Some of you reading this know that I have Bipolar Disorder II. I was first diagnosed in 2004, when I had a hypomanic (a mild form of mania, marked by elation and hyperactivity) episode that caused me to stay up all night, clean obsessively, watch t.v.s in two different rooms, and spend money recklessly. Once I learned about what hypomania was, I realized that I had been experiencing it for many years. I used to have hypomanic episodes often when I traveled. I thought that my lack of sleep, hyperactivity, and high energy level was because I was staying in an unfamiliar place and was revved up because I had to speak in front of a group.
My illness has progressed over the years, and I am not the person I used to be. I have limitations today that I did not have in the past. I left my career of 14 years in 2007 and have been receiving disability ever since because I am unable to work. It has been hard to accept that things I used to do without thinking I now have difficulty with. I often have trouble being in crowds, so I don’t go to concerts, etc. very often. I am happy overall, and I have learned how to work with my limitations and recognize that I am not my illness – I have an illness. My medication needs tweaking a few times a year, and during the phase where my current medication is not working I go through a period of depression. But I have learned to view it objectively, telling myself it is just chemical, and remind myself that “this too shall pass”. I don’t allow my distorted thoughts to win out – I challenge them with facts.
I read an excellent article in the New York Times called “The Problem With How We Treat Bipolar Disorder“. It is very well-written and interesting and I could relate to a lot of it. Though my condition isn’t as severe as hers (I’m not delusional, I don’t hallucinate, etc.) I could really relate to the parts regarding grieving for our old self.
An interesting article about how everyone is an addict – because we all seek to escape – and what we can do about it.
Why We Are All Addicts
I’ve been reading a lot of true crime books as of late.

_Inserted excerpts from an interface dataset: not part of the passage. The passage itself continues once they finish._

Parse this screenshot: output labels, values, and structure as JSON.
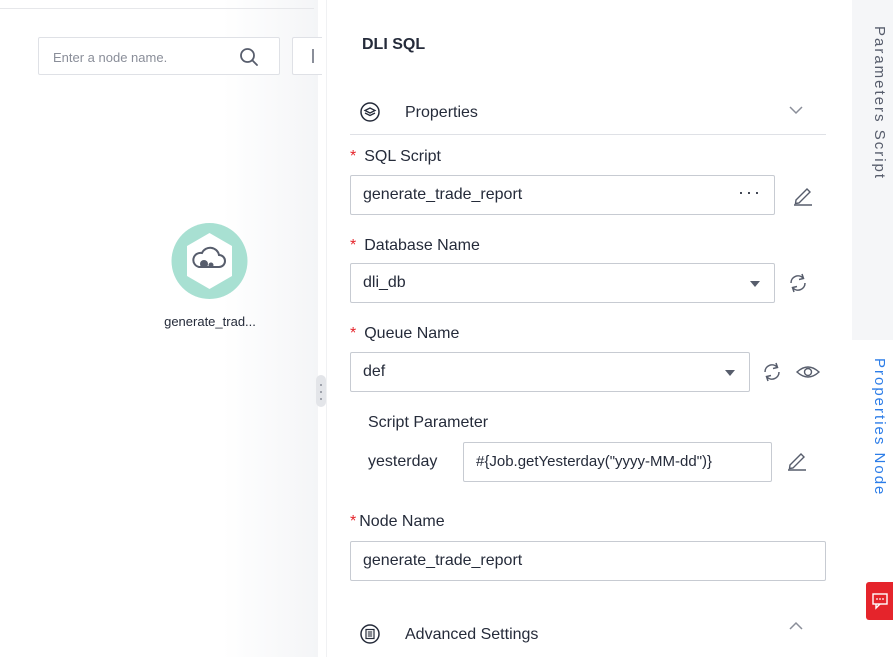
{
  "canvas": {
    "search_placeholder": "Enter a node name.",
    "node_label": "generate_trad..."
  },
  "panel": {
    "title": "DLI SQL",
    "properties_section": "Properties",
    "sql_script": {
      "label": "SQL Script",
      "value": "generate_trade_report",
      "more": "···"
    },
    "database_name": {
      "label": "Database Name",
      "value": "dli_db"
    },
    "queue_name": {
      "label": "Queue Name",
      "value": "def"
    },
    "script_parameter": {
      "label": "Script Parameter",
      "name": "yesterday",
      "value": "#{Job.getYesterday(\"yyyy-MM-dd\")}"
    },
    "node_name": {
      "label": "Node Name",
      "value": "generate_trade_report"
    },
    "advanced_section": "Advanced Settings",
    "required_mark": "*"
  },
  "side_tabs": {
    "parameters": "Parameters Script",
    "properties": "Properties Node"
  },
  "colors": {
    "accent": "#2c7de8",
    "required": "#e5242b",
    "node_ring": "#a8e0d2",
    "feedback": "#e5242b"
  },
  "icons": {
    "search": "search-icon",
    "layers": "layers-icon",
    "chevron_down": "chevron-down-icon",
    "chevron_up": "chevron-up-icon",
    "edit": "edit-icon",
    "refresh": "refresh-icon",
    "view": "eye-icon",
    "settings": "advanced-settings-icon",
    "feedback": "feedback-icon"
  }
}
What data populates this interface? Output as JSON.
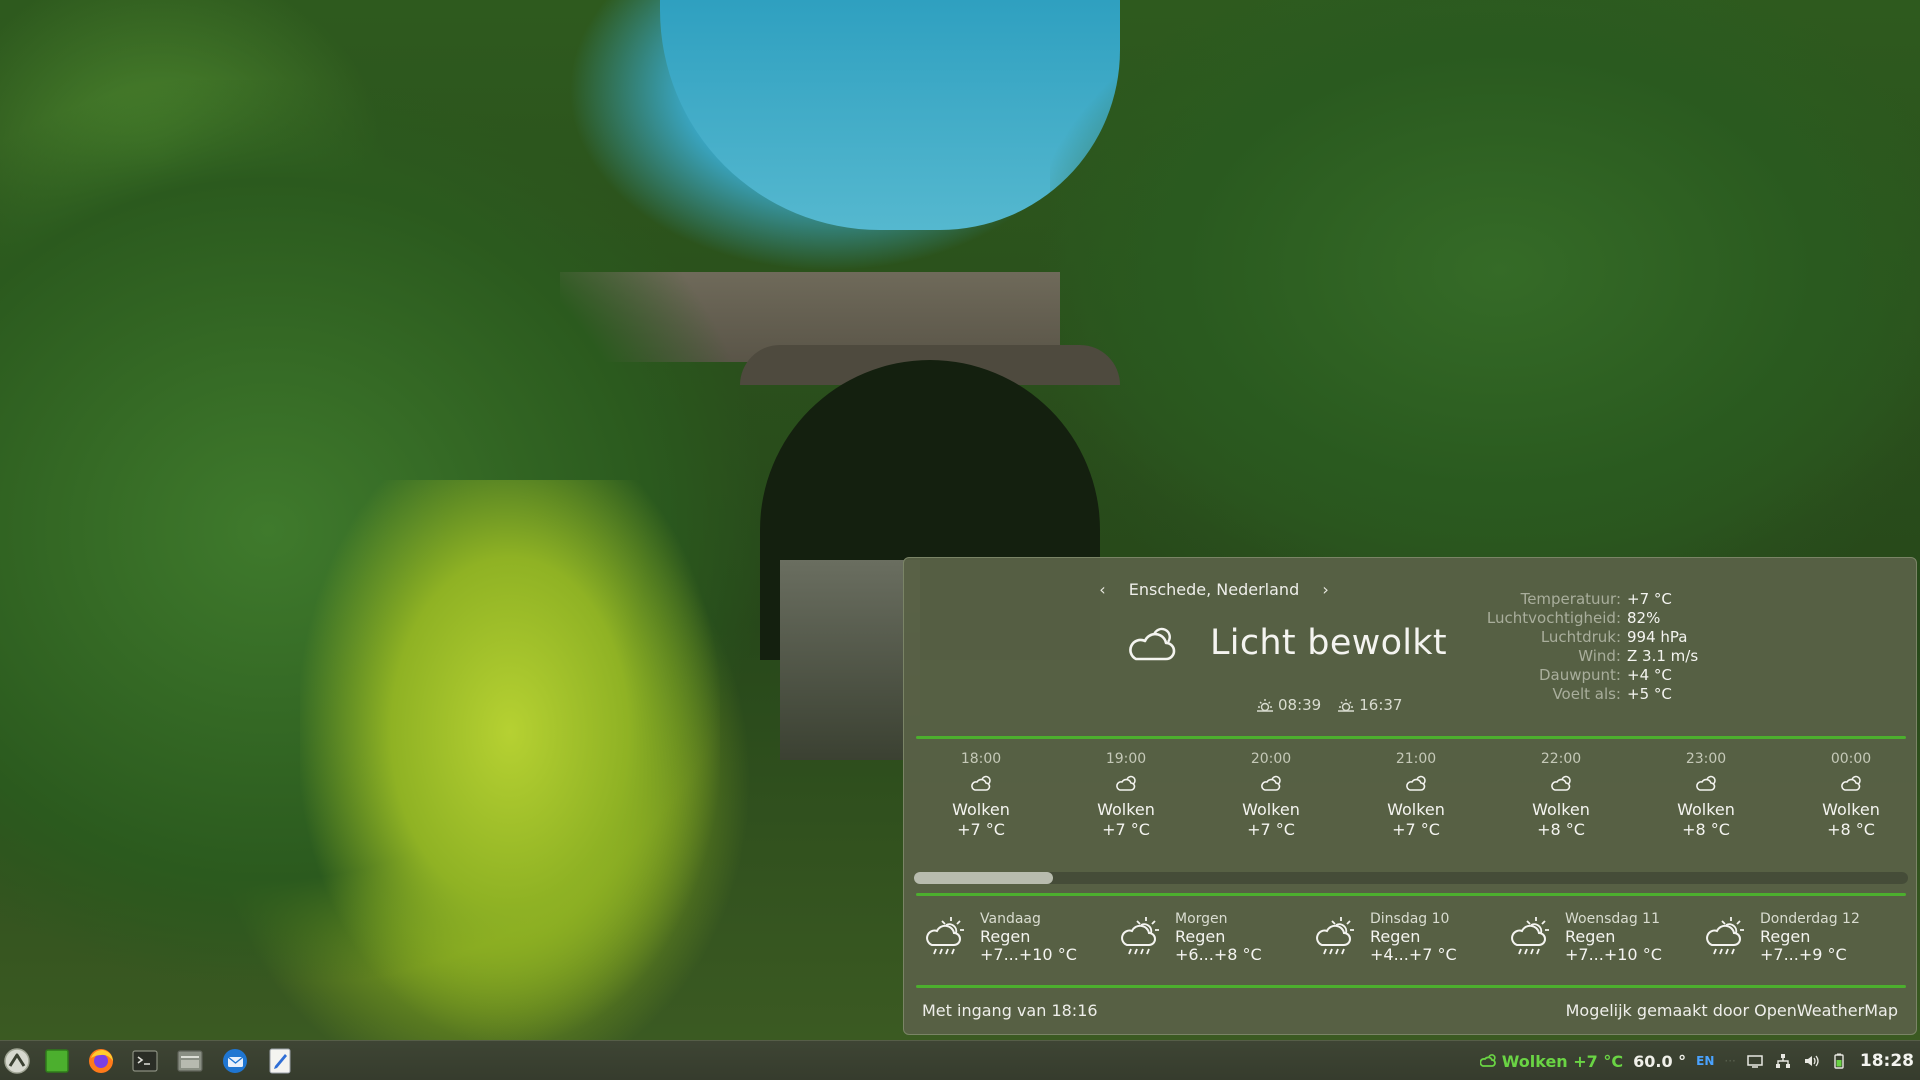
{
  "weather": {
    "location": "Enschede, Nederland",
    "prev_label": "‹",
    "next_label": "›",
    "condition": "Licht bewolkt",
    "sunrise": "08:39",
    "sunset": "16:37",
    "details": [
      {
        "key": "Temperatuur:",
        "value": "+7 °C"
      },
      {
        "key": "Luchtvochtigheid:",
        "value": "82%"
      },
      {
        "key": "Luchtdruk:",
        "value": "994 hPa"
      },
      {
        "key": "Wind:",
        "value": "Z 3.1 m/s"
      },
      {
        "key": "Dauwpunt:",
        "value": "+4 °C"
      },
      {
        "key": "Voelt als:",
        "value": "+5 °C"
      }
    ],
    "hourly": [
      {
        "time": "18:00",
        "cond": "Wolken",
        "temp": "+7 °C"
      },
      {
        "time": "19:00",
        "cond": "Wolken",
        "temp": "+7 °C"
      },
      {
        "time": "20:00",
        "cond": "Wolken",
        "temp": "+7 °C"
      },
      {
        "time": "21:00",
        "cond": "Wolken",
        "temp": "+7 °C"
      },
      {
        "time": "22:00",
        "cond": "Wolken",
        "temp": "+8 °C"
      },
      {
        "time": "23:00",
        "cond": "Wolken",
        "temp": "+8 °C"
      },
      {
        "time": "00:00",
        "cond": "Wolken",
        "temp": "+8 °C"
      }
    ],
    "hourly_scroll_fraction": 0.14,
    "daily": [
      {
        "name": "Vandaag",
        "cond": "Regen",
        "temp": "+7...+10 °C"
      },
      {
        "name": "Morgen",
        "cond": "Regen",
        "temp": "+6...+8 °C"
      },
      {
        "name": "Dinsdag 10",
        "cond": "Regen",
        "temp": "+4...+7 °C"
      },
      {
        "name": "Woensdag 11",
        "cond": "Regen",
        "temp": "+7...+10 °C"
      },
      {
        "name": "Donderdag 12",
        "cond": "Regen",
        "temp": "+7...+9 °C"
      }
    ],
    "footer_left": "Met ingang van 18:16",
    "footer_right": "Mogelijk gemaakt door OpenWeatherMap",
    "accent_color": "#4caf2e"
  },
  "panel": {
    "launchers": [
      {
        "name": "menu",
        "icon": "menu-logo-icon"
      },
      {
        "name": "show-desktop",
        "icon": "desktop-icon"
      },
      {
        "name": "firefox",
        "icon": "firefox-icon"
      },
      {
        "name": "terminal",
        "icon": "terminal-icon"
      },
      {
        "name": "files",
        "icon": "folder-icon"
      },
      {
        "name": "thunderbird",
        "icon": "mail-icon"
      },
      {
        "name": "text-editor",
        "icon": "text-editor-icon"
      }
    ],
    "tray": {
      "weather": "Wolken +7 °C",
      "temp": "60.0 °",
      "lang": "EN",
      "clock": "18:28"
    },
    "weather_color": "#6ad444",
    "lang_color": "#4aa3ff"
  }
}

It’s a genre I used to really be into, until I read The Stranger Beside Me by Ann Rule and was so negatively affected by it that I didn’t read true crime for years afterwards. What creeped me out so much about that book was the random selection of Bundy’s victims. (Well, they weren’t exactly random, as most of the victims had attributes closely resembling Bundy’s ex-girlfriend.) The idea that any one of us could fall prey to someone like him is very unsettling.
Reading these books, I am alarmed at the depravity of the killers. One book I recently read, Cruel Death, discusses the murder and dismemberment in Ocean City of a couple from Fairfax. VA. It was a random encounter with the killers that lead to this very normal couple’s demise. The killings were gruesome and brutal. Shocking. The murderers were a former Navy SEAL and a college graduate. Seemingly normal people. But sociopaths in reality.
There are sociopaths among us. There is a lot of evil in the world. You really can trust no one. Always be on guard.
Great article: “12 Signs You’re Doing Better Than You Think You Are“. I was pleased to find out I’m doing pretty well.
A brilliant, accurate, and infuriating article: “10 Words Every Girl Should Learn“. It talks
about how girls are raised differently than boys and are conditioned to be subservient,
polite (to a fault) and passive while boys are conditioned to be assertive and aggressive,
rude, and dominant. This phenomenon is perpetuated when the children become adults,
and men are less likely to listen to women than men in a variety of settings and are also
given credit for women’s ideas in the workplace. This article recommends what phrases
girls and women should incorporate to combat this inequality.
Take a very interesting picture storytelling psychological perception test that has been
used to determine personality characteristics since the 1930s. My result: Realist. “Based
on what you saw in these images, you are the realistic type. Some would say you are
pessimistic because you can identify the cause of many unpleasant situations, correctly
evaluate the current state of events and predict how they would turn out, based on your
practical, logical and solution-oriented thinking. Basically, you see things just as they are
and this doesn’t make you a pessimist. You can successfully accept that sometimes things
don’t go as we want them to in life and you can easily adapt to that. You’re smart and
introspective: you tend to think of more than others do and can appreciate some alone
time. You are independent and persistent, you fight for what you believe in, making you an
inspiration to others.”
Are you “gritty”? Grit determines if and how you’re able to push through challenges and be successful (in whatever you do):
A professor named Angela Duckworth, as a doctoral student, sought some way to make sense of the qualities that go beyond IQ: “People who accomplished great things, she noticed, often combined a passion for a single mission with an unswerving dedication to achieve that mission, whatever the obstacles and however long it might take.” (New York Times Magazine, Sept. 14, 2011). She named this quality “grit” and came up with a scale for measuring it. To find out if you are gritty, take this brief quiz and determine your result. A result of 5 is extremely gritty, a score of 1 is not gritty at all. My score was a 4.